Cardboard Aided Design
Although designing stuff is not our thing, we do it regularly. Not products but prototypes. To experiment with.
Originally, prototypes were built to test products. After all, technology is important and so you want to know quickly whether something works. The human dimension also plays an important role in this. Is the height of that chair you came up with correct? Can you reach the steering wheel? And how much force do you need to press the pedals?
You can also test interactions. On its functionality, but especially its use by people. In; how many clicks did you find what you were looking for? The context of use plays an important role in this, because when do you really need Google maps? Exactly, when on the road.
But it can also be done differently
What if you have a plan, but no idea yet what it looks like. Or how it will work? Like the classroom of the future. A topic we absolutely must pay attention to. However, the future is already outdated today. Time flies! The real value might well be in the process. And so it’s important to find ways to accelerate the design process.
Over the years we have learned a lot about this way of working. Here are our three four five zis(!) most important lessons. (*)
Beyond opinions
‘Opinions are the lowest form of knowledge’, is sometimes said. Making something gives you a chance to talk about something tangible. The thing on the table and its purpose. What someone thinks about an idea is irrelevant; what matters is what the experiment with the prototype shows.
Mistakes could have to be made
I am not very good at a lot of things. Can cook a little bit and run pretty well. But mistakes are made and that’s okay. The more you do something the more you learn. And that is exactly what prototyping is all about; doing things, trying things out and learning. Personally but especially as a team and organization.
Avoiding mistakes
Making plans and having ideas also means making choices. If you want to be decisive, you make them as quickly as possible. A good idea? Go! But what if you’re wrong and people have different needs than you thought? In that your investment has suddenly become a waste of money.
Mistakes have to be made, but better done early in the process. Before it’s too late.

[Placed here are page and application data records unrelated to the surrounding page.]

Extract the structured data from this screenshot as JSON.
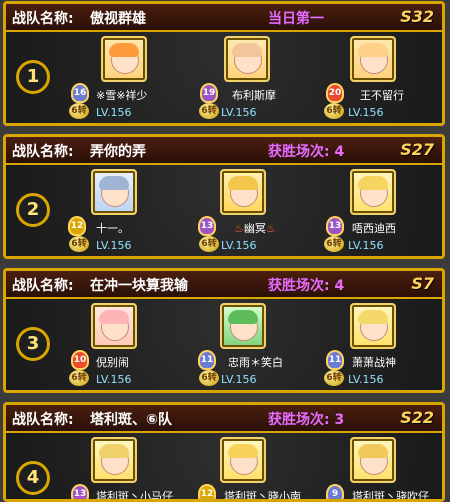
{
  "header_label": "战队名称:",
  "teams": [
    {
      "name": "傲视群雄",
      "stat": "当日第一",
      "server": "S32",
      "rank": "1",
      "players": [
        {
          "name": "※雪※祥少",
          "badge": "16",
          "coin": "6转",
          "level": "LV.156",
          "badge_color": "#6a7bd6",
          "hair": "#ff9a3a"
        },
        {
          "name": "布利斯摩",
          "badge": "19",
          "coin": "6转",
          "level": "LV.156",
          "badge_color": "#9a54c8",
          "hair": "#f3c59a"
        },
        {
          "name": "王不留行",
          "badge": "20",
          "coin": "6转",
          "level": "LV.156",
          "badge_color": "#e84a2e",
          "hair": "#ffd08a"
        }
      ]
    },
    {
      "name": "弄你的弄",
      "stat": "获胜场次: 4",
      "server": "S27",
      "rank": "2",
      "players": [
        {
          "name": "十一。",
          "badge": "12",
          "coin": "6转",
          "level": "LV.156",
          "badge_color": "#d9a600",
          "hair": "#9fb4d4"
        },
        {
          "name": "幽冥",
          "badge": "13",
          "coin": "6转",
          "level": "LV.156",
          "badge_color": "#9a54c8",
          "hair": "#f2c54b"
        },
        {
          "name": "唔西迪西",
          "badge": "13",
          "coin": "6转",
          "level": "LV.156",
          "badge_color": "#9a54c8",
          "hair": "#f6d45e"
        }
      ]
    },
    {
      "name": "在冲一块算我输",
      "stat": "获胜场次: 4",
      "server": "S7",
      "rank": "3",
      "players": [
        {
          "name": "倪别闹",
          "badge": "10",
          "coin": "6转",
          "level": "LV.156",
          "badge_color": "#e84a2e",
          "hair": "#ffb5b5"
        },
        {
          "name": "忠雨＊笑白",
          "badge": "11",
          "coin": "6转",
          "level": "LV.156",
          "badge_color": "#6a7bd6",
          "hair": "#5ebd5a"
        },
        {
          "name": "萧萧战神",
          "badge": "11",
          "coin": "6转",
          "level": "LV.156",
          "badge_color": "#6a7bd6",
          "hair": "#f5d86a"
        }
      ]
    },
    {
      "name": "塔利斑、⑥队",
      "stat": "获胜场次: 3",
      "server": "S22",
      "rank": "4",
      "players": [
        {
          "name": "塔利斑丶小马仔",
          "badge": "13",
          "coin": "",
          "level": "",
          "badge_color": "#9a54c8",
          "hair": "#f0d06a"
        },
        {
          "name": "塔利斑丶晓小南",
          "badge": "12",
          "coin": "",
          "level": "",
          "badge_color": "#d9a600",
          "hair": "#f7d15a"
        },
        {
          "name": "塔利斑丶骁吹仔",
          "badge": "9",
          "coin": "",
          "level": "",
          "badge_color": "#6a7bd6",
          "hair": "#f1c85a"
        }
      ]
    }
  ]
}
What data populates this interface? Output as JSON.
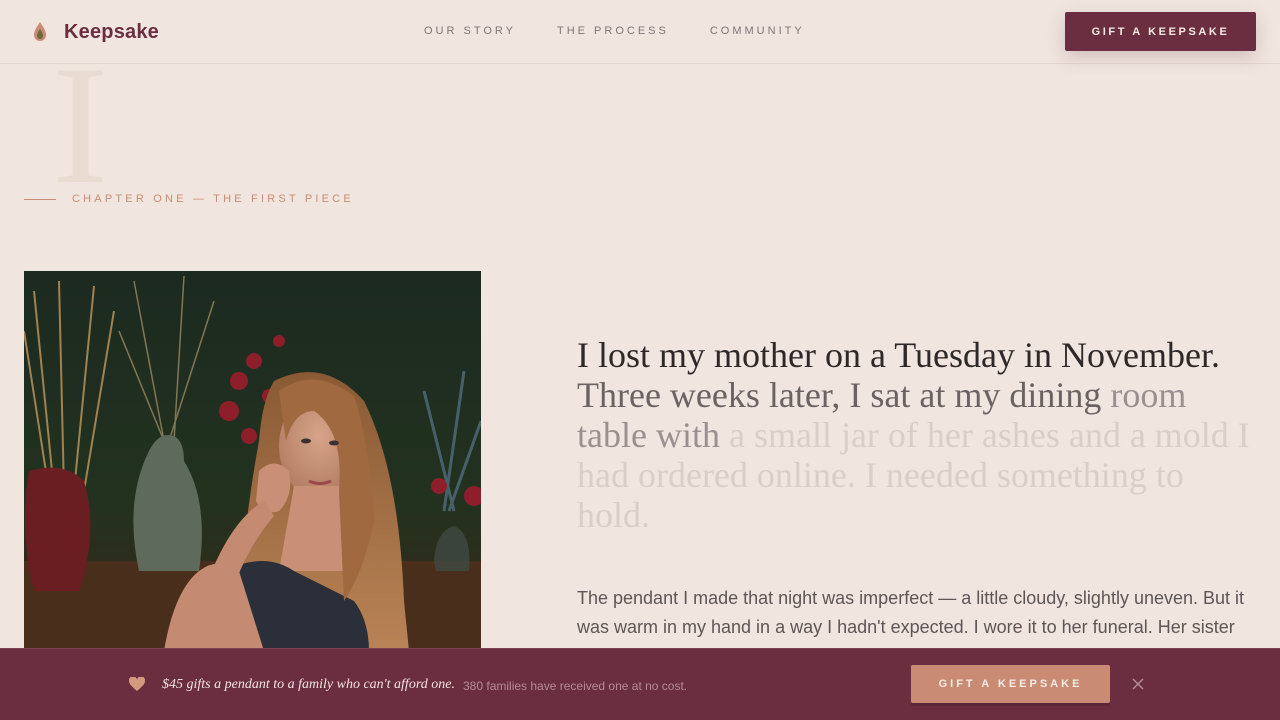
{
  "brand": {
    "name": "Keepsake",
    "logo_icon": "flame-drop-icon"
  },
  "nav": {
    "items": [
      "OUR STORY",
      "THE PROCESS",
      "COMMUNITY"
    ]
  },
  "header": {
    "cta_label": "GIFT A KEEPSAKE"
  },
  "chapter": {
    "dropcap": "I",
    "label": "CHAPTER ONE — THE FIRST PIECE"
  },
  "story": {
    "lead_parts": [
      "I lost my mother on a Tuesday in November.",
      "Three weeks later, I sat at my dining",
      "room table with",
      "a small jar of her ashes and a mold I had ordered online. I needed something to hold."
    ],
    "body": "The pendant I made that night was imperfect — a little cloudy, slightly uneven. But it was warm in my hand in a way I hadn't expected. I wore it to her funeral. Her sister"
  },
  "banner": {
    "icon": "heart-icon",
    "main": "$45 gifts a pendant to a family who can't afford one.",
    "sub": "380 families have received one at no cost.",
    "cta_label": "GIFT A KEEPSAKE",
    "close_icon": "close-icon"
  },
  "colors": {
    "background": "#f0e6df",
    "brand": "#6b2d40",
    "accent": "#c98b73",
    "text": "#2e2828"
  }
}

Care and attention
Just because you make something out of popsicle sticks, cardboard and a few stickers doesn’t mean you can’t put love into this. On the contrary. Especially when you work with simple materials, it is important to do so with care and attention. We humans feel that. The way you handle the prototypes determine the success of the process. So every reason to work very consciously, with care and attention.
Focus on intent
When you want to test something in (design-driven innovation) projects, it is important to be able to answer the why question. What is it that happens in an experiment? Do we recognize a valuable new insight that we can build on? And does the next step contribute to the mission? The trick is to get better at looking at what is happening in order to make the right choices.
New ways of working
For designers, making is nothing new; it is our way of thinking.
To outsiders, though, it often feels new. And so there is still much to learn about this hands-on way of working. But above all, how to shape it in your organization. Scott Witthoft and Scott Doorley of Stanfords have even written a book about this. make space. Highly recommended if you want to create a make to know culture in your organization.
Our friends at IDEO wrote a great article last year about their experience with CAD. The Secret Power of Prototyping. Highly recommended.
In addition to make space, Scott Witthoft wrote THIS IS A PROTOTYPE. ‘A practical guide to prototyping as a way to revolutionize your work and creative life’. Be sure to read his other writing on Medium too.
In our project for OMO Scholengroep, we pushed the boundaries; prototyping as the way to speed up the process.
(*) This article started with three tips but as you write it, it has become six. Apparently, that is how it works; you start with a plan and in the process you learn more along the way. No reason not to share!
Design in
the service
of people